“No baby should ever be left motherless, for lack of access to basic medications,” added Dr. Bucher, associate professor of pediatrics at IU. “Through this study and others like it, we know these interventions save lives, but moving from knowledge to implementation will be the next challenge.”
The study was led by the University of Alabama-Birmingham and their colleagues in Lusaka, Zambia. Each site in the Global Network is a collaboration between investigators in low- and middle-income countries and the U.S.
“Complex studies such as A-Plus are only possible through long-term, sustainable partnerships such as the relationship IU and Moi University have created through AMPATH Kenya and the Global Network,” said. Dr. Ekhaguere, assistant professor of pediatrics at IU School of Medicine.
The Global Network A-PLUS team is continuing a sub-study to explore patterns of antimicrobial resistance and potential changes to the maternal or neonatal microbiome to provide additional data to policymakers who will decide whether to recommend that administration of 2g of azithromycin during labor becomes standard of care in low- and middle-income countries. Determining the local patterns of antimicrobial resistance to azithromycin is important since such resistance would render its use for prophylaxis less effective.

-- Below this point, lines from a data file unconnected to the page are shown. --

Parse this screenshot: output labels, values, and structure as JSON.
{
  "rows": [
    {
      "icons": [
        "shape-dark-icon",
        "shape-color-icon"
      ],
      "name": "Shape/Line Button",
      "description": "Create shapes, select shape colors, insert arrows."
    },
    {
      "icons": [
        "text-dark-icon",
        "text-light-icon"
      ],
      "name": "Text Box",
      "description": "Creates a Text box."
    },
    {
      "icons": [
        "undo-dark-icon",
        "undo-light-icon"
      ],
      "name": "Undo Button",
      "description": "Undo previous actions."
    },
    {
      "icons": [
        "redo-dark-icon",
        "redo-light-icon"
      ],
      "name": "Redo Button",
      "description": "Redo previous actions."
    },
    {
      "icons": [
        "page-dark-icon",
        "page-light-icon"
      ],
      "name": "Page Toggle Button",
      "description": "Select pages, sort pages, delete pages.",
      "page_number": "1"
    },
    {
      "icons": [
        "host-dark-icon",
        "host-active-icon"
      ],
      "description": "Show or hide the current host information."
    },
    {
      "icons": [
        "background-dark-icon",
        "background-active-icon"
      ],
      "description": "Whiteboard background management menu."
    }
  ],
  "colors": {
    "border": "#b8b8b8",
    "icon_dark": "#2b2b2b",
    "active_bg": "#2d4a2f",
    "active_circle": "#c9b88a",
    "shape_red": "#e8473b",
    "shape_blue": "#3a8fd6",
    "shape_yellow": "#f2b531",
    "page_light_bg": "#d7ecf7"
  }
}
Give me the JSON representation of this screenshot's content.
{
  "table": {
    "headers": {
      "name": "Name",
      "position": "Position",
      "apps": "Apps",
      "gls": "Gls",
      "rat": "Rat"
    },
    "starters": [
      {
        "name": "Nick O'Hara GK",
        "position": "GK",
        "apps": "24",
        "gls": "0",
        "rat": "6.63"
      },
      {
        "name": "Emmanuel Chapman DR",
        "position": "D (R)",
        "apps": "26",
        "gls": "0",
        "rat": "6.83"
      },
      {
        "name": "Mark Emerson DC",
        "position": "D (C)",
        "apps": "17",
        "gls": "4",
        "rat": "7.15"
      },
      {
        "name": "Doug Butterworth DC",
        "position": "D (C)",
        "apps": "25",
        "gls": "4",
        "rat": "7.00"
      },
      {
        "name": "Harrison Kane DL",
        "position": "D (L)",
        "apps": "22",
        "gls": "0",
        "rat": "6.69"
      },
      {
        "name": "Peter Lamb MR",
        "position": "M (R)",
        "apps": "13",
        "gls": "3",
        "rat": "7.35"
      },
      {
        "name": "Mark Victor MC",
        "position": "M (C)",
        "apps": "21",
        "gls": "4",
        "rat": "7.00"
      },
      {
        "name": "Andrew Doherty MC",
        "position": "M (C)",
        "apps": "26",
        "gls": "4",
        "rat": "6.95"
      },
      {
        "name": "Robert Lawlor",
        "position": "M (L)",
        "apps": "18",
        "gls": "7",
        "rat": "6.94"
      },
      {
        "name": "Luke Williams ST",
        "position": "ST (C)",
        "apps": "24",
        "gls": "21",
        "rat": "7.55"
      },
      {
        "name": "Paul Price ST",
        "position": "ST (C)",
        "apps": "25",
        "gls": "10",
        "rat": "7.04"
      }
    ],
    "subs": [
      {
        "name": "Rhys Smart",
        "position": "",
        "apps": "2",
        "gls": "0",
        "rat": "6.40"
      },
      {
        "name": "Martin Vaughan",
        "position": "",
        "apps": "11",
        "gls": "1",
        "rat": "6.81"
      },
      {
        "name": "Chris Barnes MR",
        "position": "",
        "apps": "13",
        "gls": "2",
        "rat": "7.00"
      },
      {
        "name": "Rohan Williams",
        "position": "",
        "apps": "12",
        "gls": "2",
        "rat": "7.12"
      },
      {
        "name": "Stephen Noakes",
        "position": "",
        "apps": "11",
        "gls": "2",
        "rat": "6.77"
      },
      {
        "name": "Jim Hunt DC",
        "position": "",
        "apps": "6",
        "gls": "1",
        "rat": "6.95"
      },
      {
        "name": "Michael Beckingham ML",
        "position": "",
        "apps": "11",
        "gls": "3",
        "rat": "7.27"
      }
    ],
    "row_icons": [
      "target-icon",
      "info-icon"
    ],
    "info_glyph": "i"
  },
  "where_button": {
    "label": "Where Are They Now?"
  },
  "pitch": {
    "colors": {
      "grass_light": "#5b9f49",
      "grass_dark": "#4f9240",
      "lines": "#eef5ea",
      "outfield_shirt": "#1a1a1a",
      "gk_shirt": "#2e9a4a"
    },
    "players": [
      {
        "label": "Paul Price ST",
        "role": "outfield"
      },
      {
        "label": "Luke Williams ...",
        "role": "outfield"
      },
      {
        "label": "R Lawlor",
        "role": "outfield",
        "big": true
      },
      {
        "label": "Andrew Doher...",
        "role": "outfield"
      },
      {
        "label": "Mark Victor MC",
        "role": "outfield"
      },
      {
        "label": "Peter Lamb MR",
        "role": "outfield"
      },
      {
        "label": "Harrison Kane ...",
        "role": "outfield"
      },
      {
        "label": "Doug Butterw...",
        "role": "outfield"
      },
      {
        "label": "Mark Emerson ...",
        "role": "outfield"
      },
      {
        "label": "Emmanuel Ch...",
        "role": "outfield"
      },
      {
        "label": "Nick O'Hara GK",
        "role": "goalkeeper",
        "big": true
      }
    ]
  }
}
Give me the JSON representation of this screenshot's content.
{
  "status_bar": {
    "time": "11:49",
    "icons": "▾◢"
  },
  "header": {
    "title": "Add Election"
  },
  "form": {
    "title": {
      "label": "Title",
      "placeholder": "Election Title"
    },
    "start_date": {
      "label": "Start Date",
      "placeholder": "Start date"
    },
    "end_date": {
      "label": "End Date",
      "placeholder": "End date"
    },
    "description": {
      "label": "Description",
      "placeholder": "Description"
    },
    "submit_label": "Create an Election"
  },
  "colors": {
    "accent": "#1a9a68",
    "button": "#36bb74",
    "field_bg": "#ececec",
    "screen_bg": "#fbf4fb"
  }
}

Dr. Nyongesa, senior lecturer at Moi University, added appreciation for the mothers around the world who volunteered for the study. “The mothers who enrolled in the study are the true heroes and their contribution to our scientific knowledge will move us closer to our goal of lowering maternal and neonatal mortality globally.”